(Items from an interface collection)
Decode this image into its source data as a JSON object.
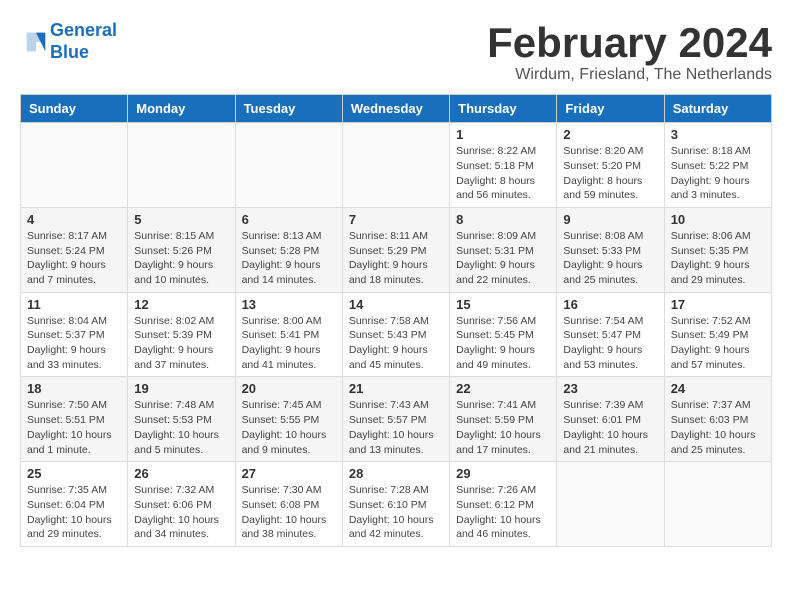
{
  "header": {
    "logo_line1": "General",
    "logo_line2": "Blue",
    "month_title": "February 2024",
    "subtitle": "Wirdum, Friesland, The Netherlands"
  },
  "weekdays": [
    "Sunday",
    "Monday",
    "Tuesday",
    "Wednesday",
    "Thursday",
    "Friday",
    "Saturday"
  ],
  "weeks": [
    [
      {
        "day": "",
        "info": ""
      },
      {
        "day": "",
        "info": ""
      },
      {
        "day": "",
        "info": ""
      },
      {
        "day": "",
        "info": ""
      },
      {
        "day": "1",
        "info": "Sunrise: 8:22 AM\nSunset: 5:18 PM\nDaylight: 8 hours\nand 56 minutes."
      },
      {
        "day": "2",
        "info": "Sunrise: 8:20 AM\nSunset: 5:20 PM\nDaylight: 8 hours\nand 59 minutes."
      },
      {
        "day": "3",
        "info": "Sunrise: 8:18 AM\nSunset: 5:22 PM\nDaylight: 9 hours\nand 3 minutes."
      }
    ],
    [
      {
        "day": "4",
        "info": "Sunrise: 8:17 AM\nSunset: 5:24 PM\nDaylight: 9 hours\nand 7 minutes."
      },
      {
        "day": "5",
        "info": "Sunrise: 8:15 AM\nSunset: 5:26 PM\nDaylight: 9 hours\nand 10 minutes."
      },
      {
        "day": "6",
        "info": "Sunrise: 8:13 AM\nSunset: 5:28 PM\nDaylight: 9 hours\nand 14 minutes."
      },
      {
        "day": "7",
        "info": "Sunrise: 8:11 AM\nSunset: 5:29 PM\nDaylight: 9 hours\nand 18 minutes."
      },
      {
        "day": "8",
        "info": "Sunrise: 8:09 AM\nSunset: 5:31 PM\nDaylight: 9 hours\nand 22 minutes."
      },
      {
        "day": "9",
        "info": "Sunrise: 8:08 AM\nSunset: 5:33 PM\nDaylight: 9 hours\nand 25 minutes."
      },
      {
        "day": "10",
        "info": "Sunrise: 8:06 AM\nSunset: 5:35 PM\nDaylight: 9 hours\nand 29 minutes."
      }
    ],
    [
      {
        "day": "11",
        "info": "Sunrise: 8:04 AM\nSunset: 5:37 PM\nDaylight: 9 hours\nand 33 minutes."
      },
      {
        "day": "12",
        "info": "Sunrise: 8:02 AM\nSunset: 5:39 PM\nDaylight: 9 hours\nand 37 minutes."
      },
      {
        "day": "13",
        "info": "Sunrise: 8:00 AM\nSunset: 5:41 PM\nDaylight: 9 hours\nand 41 minutes."
      },
      {
        "day": "14",
        "info": "Sunrise: 7:58 AM\nSunset: 5:43 PM\nDaylight: 9 hours\nand 45 minutes."
      },
      {
        "day": "15",
        "info": "Sunrise: 7:56 AM\nSunset: 5:45 PM\nDaylight: 9 hours\nand 49 minutes."
      },
      {
        "day": "16",
        "info": "Sunrise: 7:54 AM\nSunset: 5:47 PM\nDaylight: 9 hours\nand 53 minutes."
      },
      {
        "day": "17",
        "info": "Sunrise: 7:52 AM\nSunset: 5:49 PM\nDaylight: 9 hours\nand 57 minutes."
      }
    ],
    [
      {
        "day": "18",
        "info": "Sunrise: 7:50 AM\nSunset: 5:51 PM\nDaylight: 10 hours\nand 1 minute."
      },
      {
        "day": "19",
        "info": "Sunrise: 7:48 AM\nSunset: 5:53 PM\nDaylight: 10 hours\nand 5 minutes."
      },
      {
        "day": "20",
        "info": "Sunrise: 7:45 AM\nSunset: 5:55 PM\nDaylight: 10 hours\nand 9 minutes."
      },
      {
        "day": "21",
        "info": "Sunrise: 7:43 AM\nSunset: 5:57 PM\nDaylight: 10 hours\nand 13 minutes."
      },
      {
        "day": "22",
        "info": "Sunrise: 7:41 AM\nSunset: 5:59 PM\nDaylight: 10 hours\nand 17 minutes."
      },
      {
        "day": "23",
        "info": "Sunrise: 7:39 AM\nSunset: 6:01 PM\nDaylight: 10 hours\nand 21 minutes."
      },
      {
        "day": "24",
        "info": "Sunrise: 7:37 AM\nSunset: 6:03 PM\nDaylight: 10 hours\nand 25 minutes."
      }
    ],
    [
      {
        "day": "25",
        "info": "Sunrise: 7:35 AM\nSunset: 6:04 PM\nDaylight: 10 hours\nand 29 minutes."
      },
      {
        "day": "26",
        "info": "Sunrise: 7:32 AM\nSunset: 6:06 PM\nDaylight: 10 hours\nand 34 minutes."
      },
      {
        "day": "27",
        "info": "Sunrise: 7:30 AM\nSunset: 6:08 PM\nDaylight: 10 hours\nand 38 minutes."
      },
      {
        "day": "28",
        "info": "Sunrise: 7:28 AM\nSunset: 6:10 PM\nDaylight: 10 hours\nand 42 minutes."
      },
      {
        "day": "29",
        "info": "Sunrise: 7:26 AM\nSunset: 6:12 PM\nDaylight: 10 hours\nand 46 minutes."
      },
      {
        "day": "",
        "info": ""
      },
      {
        "day": "",
        "info": ""
      }
    ]
  ]
}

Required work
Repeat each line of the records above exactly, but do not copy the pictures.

Task result
Decode this image into its source data as a JSON object.
{
  "header": {
    "logo_line1": "General",
    "logo_line2": "Blue",
    "month_title": "February 2024",
    "subtitle": "Wirdum, Friesland, The Netherlands"
  },
  "weekdays": [
    "Sunday",
    "Monday",
    "Tuesday",
    "Wednesday",
    "Thursday",
    "Friday",
    "Saturday"
  ],
  "weeks": [
    [
      {
        "day": "",
        "info": ""
      },
      {
        "day": "",
        "info": ""
      },
      {
        "day": "",
        "info": ""
      },
      {
        "day": "",
        "info": ""
      },
      {
        "day": "1",
        "info": "Sunrise: 8:22 AM\nSunset: 5:18 PM\nDaylight: 8 hours\nand 56 minutes."
      },
      {
        "day": "2",
        "info": "Sunrise: 8:20 AM\nSunset: 5:20 PM\nDaylight: 8 hours\nand 59 minutes."
      },
      {
        "day": "3",
        "info": "Sunrise: 8:18 AM\nSunset: 5:22 PM\nDaylight: 9 hours\nand 3 minutes."
      }
    ],
    [
      {
        "day": "4",
        "info": "Sunrise: 8:17 AM\nSunset: 5:24 PM\nDaylight: 9 hours\nand 7 minutes."
      },
      {
        "day": "5",
        "info": "Sunrise: 8:15 AM\nSunset: 5:26 PM\nDaylight: 9 hours\nand 10 minutes."
      },
      {
        "day": "6",
        "info": "Sunrise: 8:13 AM\nSunset: 5:28 PM\nDaylight: 9 hours\nand 14 minutes."
      },
      {
        "day": "7",
        "info": "Sunrise: 8:11 AM\nSunset: 5:29 PM\nDaylight: 9 hours\nand 18 minutes."
      },
      {
        "day": "8",
        "info": "Sunrise: 8:09 AM\nSunset: 5:31 PM\nDaylight: 9 hours\nand 22 minutes."
      },
      {
        "day": "9",
        "info": "Sunrise: 8:08 AM\nSunset: 5:33 PM\nDaylight: 9 hours\nand 25 minutes."
      },
      {
        "day": "10",
        "info": "Sunrise: 8:06 AM\nSunset: 5:35 PM\nDaylight: 9 hours\nand 29 minutes."
      }
    ],
    [
      {
        "day": "11",
        "info": "Sunrise: 8:04 AM\nSunset: 5:37 PM\nDaylight: 9 hours\nand 33 minutes."
      },
      {
        "day": "12",
        "info": "Sunrise: 8:02 AM\nSunset: 5:39 PM\nDaylight: 9 hours\nand 37 minutes."
      },
      {
        "day": "13",
        "info": "Sunrise: 8:00 AM\nSunset: 5:41 PM\nDaylight: 9 hours\nand 41 minutes."
      },
      {
        "day": "14",
        "info": "Sunrise: 7:58 AM\nSunset: 5:43 PM\nDaylight: 9 hours\nand 45 minutes."
      },
      {
        "day": "15",
        "info": "Sunrise: 7:56 AM\nSunset: 5:45 PM\nDaylight: 9 hours\nand 49 minutes."
      },
      {
        "day": "16",
        "info": "Sunrise: 7:54 AM\nSunset: 5:47 PM\nDaylight: 9 hours\nand 53 minutes."
      },
      {
        "day": "17",
        "info": "Sunrise: 7:52 AM\nSunset: 5:49 PM\nDaylight: 9 hours\nand 57 minutes."
      }
    ],
    [
      {
        "day": "18",
        "info": "Sunrise: 7:50 AM\nSunset: 5:51 PM\nDaylight: 10 hours\nand 1 minute."
      },
      {
        "day": "19",
        "info": "Sunrise: 7:48 AM\nSunset: 5:53 PM\nDaylight: 10 hours\nand 5 minutes."
      },
      {
        "day": "20",
        "info": "Sunrise: 7:45 AM\nSunset: 5:55 PM\nDaylight: 10 hours\nand 9 minutes."
      },
      {
        "day": "21",
        "info": "Sunrise: 7:43 AM\nSunset: 5:57 PM\nDaylight: 10 hours\nand 13 minutes."
      },
      {
        "day": "22",
        "info": "Sunrise: 7:41 AM\nSunset: 5:59 PM\nDaylight: 10 hours\nand 17 minutes."
      },
      {
        "day": "23",
        "info": "Sunrise: 7:39 AM\nSunset: 6:01 PM\nDaylight: 10 hours\nand 21 minutes."
      },
      {
        "day": "24",
        "info": "Sunrise: 7:37 AM\nSunset: 6:03 PM\nDaylight: 10 hours\nand 25 minutes."
      }
    ],
    [
      {
        "day": "25",
        "info": "Sunrise: 7:35 AM\nSunset: 6:04 PM\nDaylight: 10 hours\nand 29 minutes."
      },
      {
        "day": "26",
        "info": "Sunrise: 7:32 AM\nSunset: 6:06 PM\nDaylight: 10 hours\nand 34 minutes."
      },
      {
        "day": "27",
        "info": "Sunrise: 7:30 AM\nSunset: 6:08 PM\nDaylight: 10 hours\nand 38 minutes."
      },
      {
        "day": "28",
        "info": "Sunrise: 7:28 AM\nSunset: 6:10 PM\nDaylight: 10 hours\nand 42 minutes."
      },
      {
        "day": "29",
        "info": "Sunrise: 7:26 AM\nSunset: 6:12 PM\nDaylight: 10 hours\nand 46 minutes."
      },
      {
        "day": "",
        "info": ""
      },
      {
        "day": "",
        "info": ""
      }
    ]
  ]
}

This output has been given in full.